Dad taught the game
Towns always praises his father, Karl Towns Sr., and what he contributed to him.
“He is the sole reason I play the game of basketball,” he said earlier this season. “Without him, none of this would have ever happened. Without him teaching me the game and teaching me everything he knows and how he thinks, I wouldn’t have been able to utilize that knowledge to have, I’d say, a pretty good start to an NBA career.”
Odorizzi on Baldelli
Twins starting pitcher Jake Odorizzi will enter his second season with the team but is one of the few men on the 25-man roster who will have already worked with new manager Rocco Baldelli.

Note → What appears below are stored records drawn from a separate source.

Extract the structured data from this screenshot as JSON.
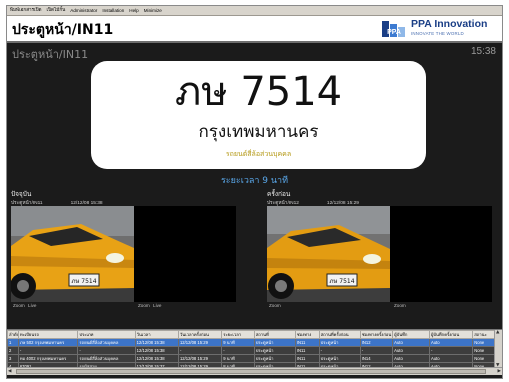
{
  "menubar": {
    "items": [
      "พิมพ์เอกสารเปิด",
      "เปิดไม้กั้น",
      "Administrator",
      "Installation",
      "Help",
      "Minimize"
    ]
  },
  "header": {
    "title": "ประตูหน้า/IN11",
    "brand": "PPA Innovation",
    "tagline": "INNOVATE THE WORLD",
    "logo_text": "PPA",
    "brand_color": "#1a3e86"
  },
  "gate_label": "ประตูหน้า/IN11",
  "clock": "15:38",
  "plate": {
    "number": "ภษ 7514",
    "province": "กรุงเทพมหานคร",
    "vehicle_type": "รถยนต์สี่ล้อส่วนบุคคล"
  },
  "duration": "ระยะเวลา 9 นาที",
  "cameras": {
    "current": {
      "heading": "ปัจจุบัน",
      "gate": "ประตูหน้า/IN11",
      "timestamp": "12/12/08 15:38",
      "plate_text": "ภษ 7514",
      "zoom_label": "Zoom",
      "live_label": "Live",
      "zoom2_label": "Zoom",
      "live2_label": "Live"
    },
    "previous": {
      "heading": "ครั้งก่อน",
      "gate": "ประตูหน้า/IN12",
      "timestamp": "12/12/08 15:29",
      "plate_text": "ภษ 7514",
      "zoom_label": "Zoom",
      "zoom2_label": "Zoom"
    }
  },
  "table": {
    "columns": [
      "ลำดับ",
      "ทะเบียนรถ",
      "ประเภท",
      "วันเวลา",
      "วันเวลาครั้งก่อน",
      "ระยะเวลา",
      "สถานที่",
      "ช่องทาง",
      "สถานที่ครั้งก่อน",
      "ช่องทางครั้งก่อน",
      "ผู้บันทึก",
      "ผู้บันทึกครั้งก่อน",
      "สถานะ"
    ],
    "rows": [
      [
        "1",
        "ภษ 502 กรุงเทพมหานคร",
        "รถยนต์สี่ล้อส่วนบุคคล",
        "12/12/08 15:38",
        "12/12/08 15:29",
        "9 นาที",
        "ประตูหน้า",
        "IN11",
        "ประตูหน้า",
        "IN12",
        "Auto",
        "Auto",
        "None"
      ],
      [
        "2",
        "-",
        "-",
        "12/12/08 15:38",
        "-",
        "-",
        "ประตูหน้า",
        "IN11",
        "-",
        "-",
        "Auto",
        "-",
        "None"
      ],
      [
        "3",
        "ทอ 4002 กรุงเทพมหานคร",
        "รถยนต์สี่ล้อส่วนบุคคล",
        "12/12/08 15:38",
        "12/12/08 15:29",
        "9 นาที",
        "ประตูหน้า",
        "IN11",
        "ประตูหน้า",
        "IN14",
        "Auto",
        "Auto",
        "None"
      ],
      [
        "4",
        "67091",
        "รถบัสสาย",
        "12/12/08 15:37",
        "12/12/08 15:29",
        "8 นาที",
        "ประตูหน้า",
        "IN11",
        "ประตูหน้า",
        "IN12",
        "Auto",
        "Auto",
        "None"
      ]
    ]
  },
  "colors": {
    "background": "#1b1b1b",
    "accent_blue": "#5aa8ea",
    "vehicle_type": "#b59a18",
    "selected_row": "#3c74c8"
  }
}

Odorizzi and Baldelli were in the Tampa Bay organization together from 2015-2017.
“I have known Rocco for a number of years now and I have seen him in a lot of different roles and what he has done and he has excelled at everything,” Odorizzi said. “It has been fun to see him develop as a coach, scouting and coaching. He was a great player that was cut short due to something he couldn’t control [a rare metabolic/muscular disorder that led to frequent injuries]. It’s nice to see that mind-set get taken into the coaching side of the game.”
Last season, Odorizzi started 32 games and posted a 4.49 ERA over 164⅓ innings with 162 strikeouts and 70 walks.
When it came to the Twins’ decision to replace Paul Molitor with Baldelli, Odorizzi said he had no issues with the way Molitor handled him in 2018.
“I think he did a good job,” Odorizzi said. “I think that’s the toughest job for a manager is managing your pitchers and knowing which guys are good for the right spots. Sometimes you have to make a gut decision and go off of the paper. It’s a tough dynamic for any manager, I think I would say.”
Sid Hartman can be heard on WCCO AM-830 at 8:40 a.m. Monday and Friday, 2 p.m. Friday and 10:30 a.m. Sunday. • firstname.lastname@example.org